### [Information given]
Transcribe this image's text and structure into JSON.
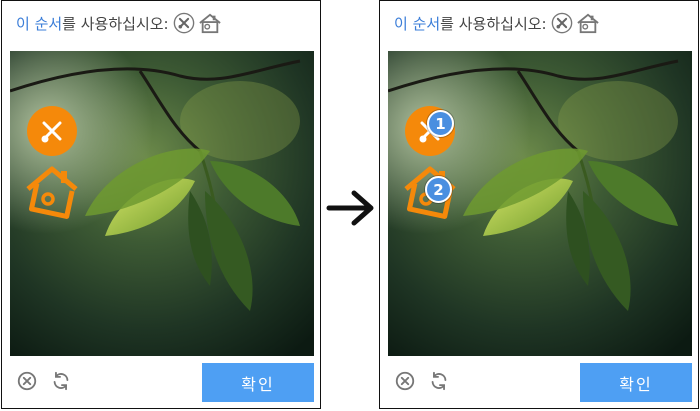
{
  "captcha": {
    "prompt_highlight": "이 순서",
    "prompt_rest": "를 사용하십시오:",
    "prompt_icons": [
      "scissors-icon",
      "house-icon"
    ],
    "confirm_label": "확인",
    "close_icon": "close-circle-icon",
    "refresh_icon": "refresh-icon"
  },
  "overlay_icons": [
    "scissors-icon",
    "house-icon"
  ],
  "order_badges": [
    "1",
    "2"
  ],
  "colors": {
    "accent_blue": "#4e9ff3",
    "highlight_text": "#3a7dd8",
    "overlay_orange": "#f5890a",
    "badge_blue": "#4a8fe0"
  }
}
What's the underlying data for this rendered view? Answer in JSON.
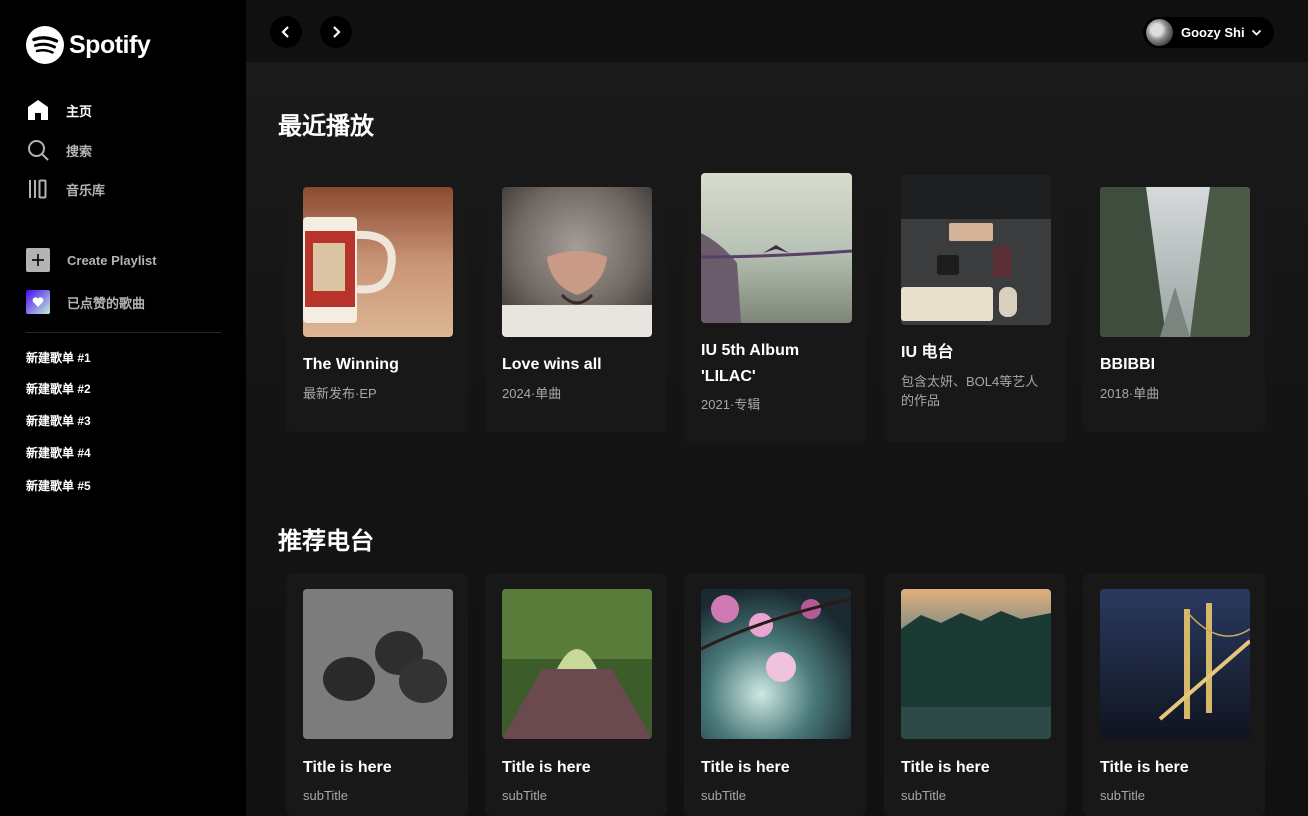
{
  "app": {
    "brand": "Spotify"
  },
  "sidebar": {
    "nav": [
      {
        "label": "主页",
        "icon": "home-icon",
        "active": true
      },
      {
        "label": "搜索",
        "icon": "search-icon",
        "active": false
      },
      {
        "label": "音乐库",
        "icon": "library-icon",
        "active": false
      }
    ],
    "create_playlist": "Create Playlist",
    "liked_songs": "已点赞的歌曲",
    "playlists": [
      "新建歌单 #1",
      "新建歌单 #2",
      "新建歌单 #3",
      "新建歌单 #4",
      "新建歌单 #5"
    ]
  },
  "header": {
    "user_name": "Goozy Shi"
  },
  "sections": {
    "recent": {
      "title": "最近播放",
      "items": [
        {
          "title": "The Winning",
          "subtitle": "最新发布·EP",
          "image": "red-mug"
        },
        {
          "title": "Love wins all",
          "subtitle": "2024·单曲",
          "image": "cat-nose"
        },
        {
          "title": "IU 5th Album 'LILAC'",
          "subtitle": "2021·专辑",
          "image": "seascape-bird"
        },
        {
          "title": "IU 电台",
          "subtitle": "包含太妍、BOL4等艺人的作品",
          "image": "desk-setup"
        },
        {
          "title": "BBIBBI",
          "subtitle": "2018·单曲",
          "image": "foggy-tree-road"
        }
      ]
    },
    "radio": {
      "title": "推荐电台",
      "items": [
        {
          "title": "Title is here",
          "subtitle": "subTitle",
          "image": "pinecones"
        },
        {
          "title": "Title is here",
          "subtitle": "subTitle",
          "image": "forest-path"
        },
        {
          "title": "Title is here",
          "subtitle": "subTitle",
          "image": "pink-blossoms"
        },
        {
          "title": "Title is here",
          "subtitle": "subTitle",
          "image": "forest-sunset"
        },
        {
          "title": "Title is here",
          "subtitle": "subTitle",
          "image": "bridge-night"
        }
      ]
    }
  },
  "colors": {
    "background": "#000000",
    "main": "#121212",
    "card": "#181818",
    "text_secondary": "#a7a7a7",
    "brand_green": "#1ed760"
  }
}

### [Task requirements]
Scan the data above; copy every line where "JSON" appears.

### [Exercise answer]
Transcribe this image's text and structure into JSON.
What's the underlying data for this rendered view? Answer in JSON.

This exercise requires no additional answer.